When A and I sit around discussing -- and, okay, sometimes bemoaning -- our situations, I know she, as a single mother, has it harder than me. We both know if we were Black or transgendered or more differently-abled than we are (or any of the other ridiculous things that can label one around here and make one, therefore, to some, “less-than” or “weird” or “automatically criminal and/or stupid and/or degenerate and/or inferior and/or, at the very least, suspect” in ways that limit opportunities and inclusion) it would be harder. That’s just logical! I think I have said this before: the only people who ever say stuff like “it’s all relative” are those privileged enough to have that belief and clueless enough to express it. Most of us know better – and we’ve learned the hard way.
I make this point not to punish all the annoying people who think they have it sooo hard and don’t. What I want to do is draw a link to the sorts of persistent economic and social injustices that are fundamentally grounded in these types of self-rationalization – and that are typically unavailable to deeply logical people, including many on the autism spectrum.
Logical people just can’t get around numbers. If Person A has a salary of $200,000 and their “lifestyle” demands a new car every year and Person A is not logical, Person A can say to herself, “I need this new $30,000 car,” with no qualms whatsoever about those in need, such as, say, Person B, who makes $10,000 a year and is struggling to feed her family and has a car that barely functions. Person A can tell Person B, “It’s all relative.” But Person B, if she is logical, logically knows this is not true: A working car is a working car. $1=$1. $30,000 can feed four families for a year.
I like to believe that a logical Person B, if she somehow secured a job making $200,000 a year, and was in the same situation as Person A, above, would use that $30,000 to help those in need rather than to buy a new car because it is reasonably the right thing to do. A and I sure would.
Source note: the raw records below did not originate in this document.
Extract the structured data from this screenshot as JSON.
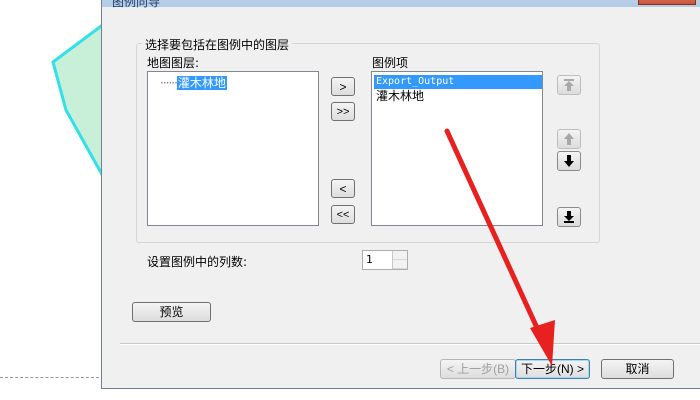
{
  "dialog": {
    "title": "图例向导",
    "layer_group_title": "选择要包括在图例中的图层",
    "map_layers_label": "地图图层:",
    "legend_items_label": "图例项",
    "map_layers": [
      "灌木林地"
    ],
    "legend_items": [
      "Export_Output",
      "灌木林地"
    ],
    "columns_label": "设置图例中的列数:",
    "columns_value": "1",
    "preview_label": "预览",
    "back_label": "< 上一步(B)",
    "next_label": "下一步(N) >",
    "cancel_label": "取消"
  },
  "move_buttons": {
    "add_one": ">",
    "add_all": ">>",
    "remove_one": "<",
    "remove_all": "<<"
  },
  "icons": [
    "move-top-icon",
    "move-up-icon",
    "move-down-icon",
    "move-bottom-icon"
  ],
  "colors": {
    "selection": "#3399ff",
    "annotation_arrow": "#e82020",
    "polygon_fill": "#c8f0d8",
    "polygon_stroke": "#33e0e8"
  }
}
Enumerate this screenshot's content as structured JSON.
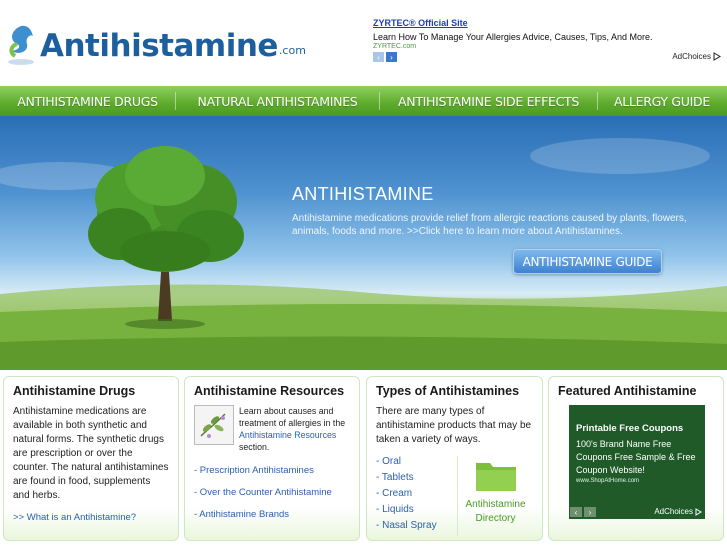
{
  "header": {
    "logo_name": "Antihistamine",
    "logo_tld": ".com"
  },
  "top_ad": {
    "title": "ZYRTEC® Official Site",
    "description": "Learn How To Manage Your Allergies Advice, Causes, Tips, And More.",
    "url": "ZYRTEC.com",
    "prev_icon": "chevron-left-icon",
    "next_icon": "chevron-right-icon",
    "adchoices": "AdChoices"
  },
  "nav": {
    "items": [
      {
        "label": "ANTIHISTAMINE DRUGS"
      },
      {
        "label": "NATURAL ANTIHISTAMINES"
      },
      {
        "label": "ANTIHISTAMINE SIDE EFFECTS"
      },
      {
        "label": "ALLERGY GUIDE"
      }
    ]
  },
  "hero": {
    "title": "ANTIHISTAMINE",
    "text": "Antihistamine medications provide relief from allergic reactions caused by plants, flowers, animals, foods and more. >>Click here to learn more about Antihistamines.",
    "button": "ANTIHISTAMINE GUIDE"
  },
  "boxes": {
    "drugs": {
      "title": "Antihistamine Drugs",
      "text": "Antihistamine medications are available in both synthetic and natural forms. The synthetic drugs are prescription or over the counter. The natural antihistamines are found in food, supplements and herbs.",
      "link": ">> What is an Antihistamine?"
    },
    "resources": {
      "title": "Antihistamine Resources",
      "intro_before": "Learn about causes and treatment of allergies in the ",
      "intro_link": "Antihistamine Resources",
      "intro_after": " section.",
      "links": [
        {
          "label": "- Prescription Antihistamines"
        },
        {
          "label": "- Over the Counter Antihistamine"
        },
        {
          "label": "- Antihistamine Brands"
        }
      ]
    },
    "types": {
      "title": "Types of Antihistamines",
      "text": "There are many types of antihistamine products that may be taken a variety of ways.",
      "items": [
        {
          "label": "- Oral"
        },
        {
          "label": "- Tablets"
        },
        {
          "label": "- Cream"
        },
        {
          "label": "- Liquids"
        },
        {
          "label": "- Nasal Spray"
        }
      ],
      "directory_line1": "Antihistamine",
      "directory_line2": "Directory"
    },
    "featured": {
      "title": "Featured Antihistamine",
      "ad_title": "Printable Free Coupons",
      "ad_desc": "100's Brand Name Free Coupons Free Sample & Free Coupon Website!",
      "ad_url": "www.ShopAtHome.com",
      "ad_choices": "AdChoices"
    }
  },
  "colors": {
    "brand_blue": "#1d5f9e",
    "nav_green": "#5daa2c",
    "link_blue": "#2a5fb0",
    "directory_green": "#4a9a22"
  }
}
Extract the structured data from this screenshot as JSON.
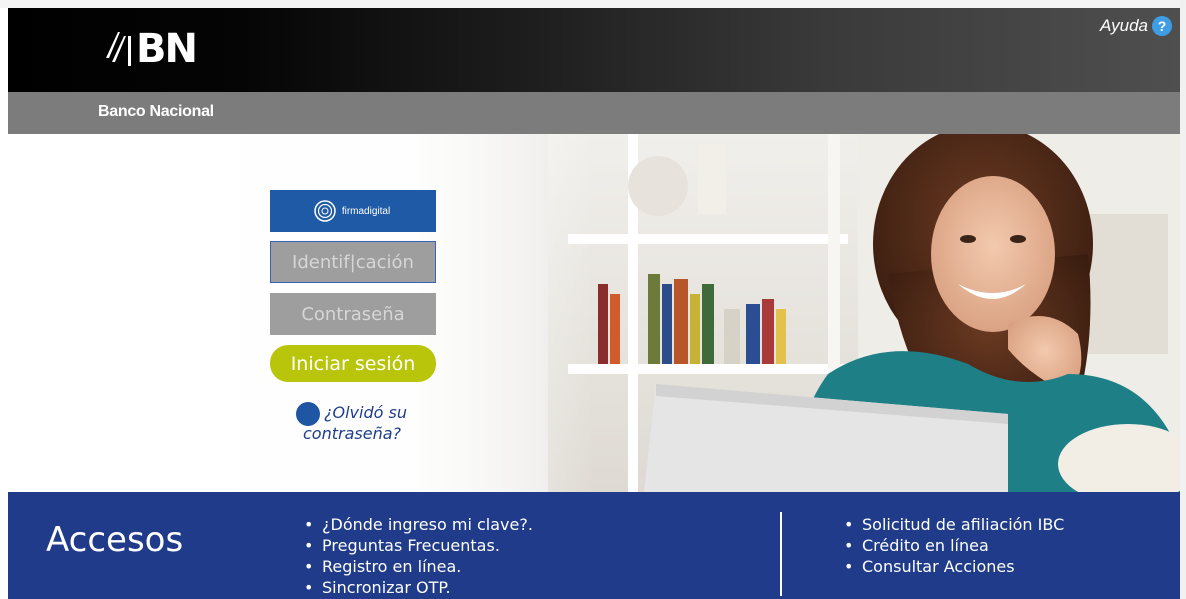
{
  "header": {
    "logo_text": "BN",
    "help_label": "Ayuda",
    "help_icon": "question-icon"
  },
  "subheader": {
    "bank_name": "Banco Nacional"
  },
  "login": {
    "firma_digital_label": "firmadigital",
    "identification_placeholder": "Identif|cación",
    "password_placeholder": "Contraseña",
    "login_button": "Iniciar sesión",
    "forgot_line1": "¿Olvidó su",
    "forgot_line2": "contraseña?"
  },
  "footer": {
    "title": "Accesos",
    "left_links": [
      "¿Dónde ingreso mi clave?.",
      "Preguntas Frecuentas.",
      "Registro en línea.",
      "Sincronizar OTP."
    ],
    "right_links": [
      "Solicitud de afiliación IBC",
      "Crédito en línea",
      "Consultar Acciones"
    ]
  },
  "colors": {
    "header_dark": "#000000",
    "subheader_gray": "#7c7c7c",
    "footer_blue": "#1f3b8a",
    "login_green": "#b9c50b",
    "firma_blue": "#1f5aa6"
  }
}
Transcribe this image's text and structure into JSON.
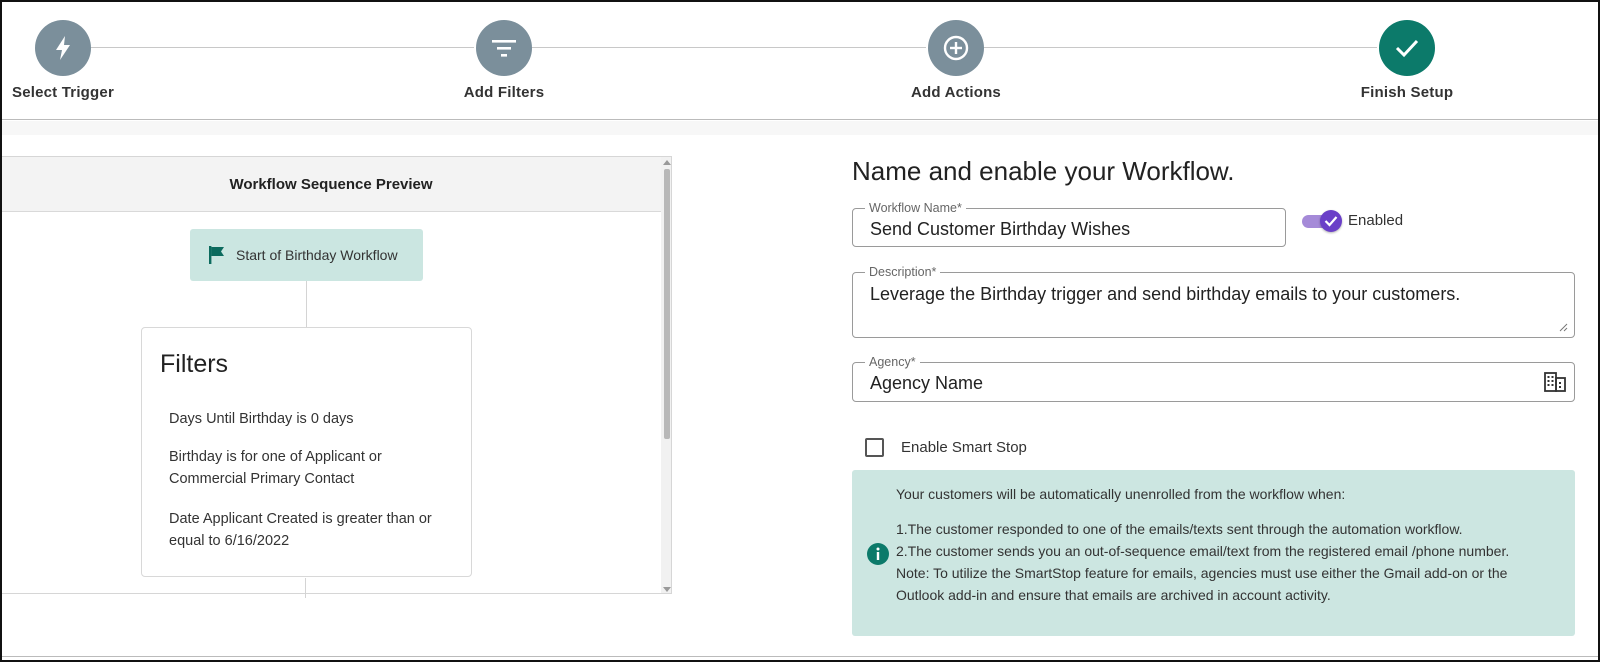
{
  "stepper": {
    "steps": [
      {
        "label": "Select Trigger",
        "icon": "bolt-icon",
        "state": "complete"
      },
      {
        "label": "Add Filters",
        "icon": "filter-icon",
        "state": "complete"
      },
      {
        "label": "Add Actions",
        "icon": "plus-circle-icon",
        "state": "complete"
      },
      {
        "label": "Finish Setup",
        "icon": "check-icon",
        "state": "active"
      }
    ],
    "colors": {
      "step": "#7b8f9b",
      "active": "#0c7a6a"
    }
  },
  "preview": {
    "title": "Workflow Sequence Preview",
    "start_node": "Start of Birthday Workflow",
    "filters": {
      "title": "Filters",
      "items": [
        "Days Until Birthday is 0 days",
        "Birthday is for one of Applicant or Commercial Primary Contact",
        "Date Applicant Created is greater than or equal to 6/16/2022"
      ]
    }
  },
  "form": {
    "title": "Name and enable your Workflow.",
    "workflow_name": {
      "label": "Workflow Name*",
      "value": "Send Customer Birthday Wishes"
    },
    "enabled": {
      "label": "Enabled",
      "checked": true
    },
    "description": {
      "label": "Description*",
      "value": "Leverage the Birthday trigger and send birthday emails to your customers."
    },
    "agency": {
      "label": "Agency*",
      "value": "Agency Name"
    },
    "smart_stop": {
      "label": "Enable Smart Stop",
      "checked": false
    },
    "info": {
      "lines": [
        "Your customers will be automatically unenrolled from the workflow when:",
        "1.The customer responded to one of the emails/texts sent through the automation workflow.",
        "2.The customer sends you an out-of-sequence email/text from the registered email /phone number.",
        "Note: To utilize the SmartStop feature for emails, agencies must use either the Gmail add-on or the",
        "Outlook add-in and ensure that emails are archived in account activity."
      ]
    }
  },
  "colors": {
    "accent_teal": "#0c7a6a",
    "info_bg": "#cce6e1",
    "toggle_purple": "#6a3fc8"
  }
}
We don't just bemoan. We also plan for the day when we will be better able to help others. Those are our Special Fantasies.
Truly logical people cannot ignore the fact that torture is torture:
When Dick Cheney calls torture ‘enhanced interrogation,’ it doesn’t make us understand torture in a different way; it’s just a means for those who know they’re doing something wrong to find a phrase that doesn’t immediately acknowledge the wrongdoing…
Whatever name Cheney’s men gave torture, they knew what it was. A grotesque euphemism is offensive exactly because we recognize perfectly the mismatch between the word and its referent. It’s an instrument of evasion, like a speeding getaway car, not an instrument of unconsciousness, like a blackjack.
“Word Magic,” by Adam Gopnik in The New Yorker
Ostensibly, the more logical you are, the more you recognize this sort of internal, mutual and/or institutional subterfuge; ideally – and in fact – logic thus makes one less prone to evasion, rationalization, justification….
Truly logical people know, logically, that there is plenty for ALL on this planet, if we omit greed on the micro (personal wealth hoarded and/or spent on thing after thing) and macro (nationalism, imperialism, huge corporations oriented primarily toward profit) levels. I am aware that’s not going to happen right this very minute – tho A and I wish it would! – but what if, bit by bit, people and institutions became more logical, and thereby more justice-oriented? What if empathy was linked primarily to real-life actions and choices that actually promote justice (rather than to a nice-seeming attitude)?
It makes me bonkers when allistic people assume that autistic people lack empathy. Here’s just ONE reason why: for many of us, logic is linked to empathy as a value that must be enacted, rather than as a feeling that may be ignored – or rationalized away. Some people on the spectrum may seem self-centered, focused on their Special Interests and/or socially inept, but their literality and logical-tendencies typically make them among the most fair, just, unselfish, empathetic people around.
Full Spectrum Mama
P.S. This is the Second NEURO-MOMENT. Read the first here.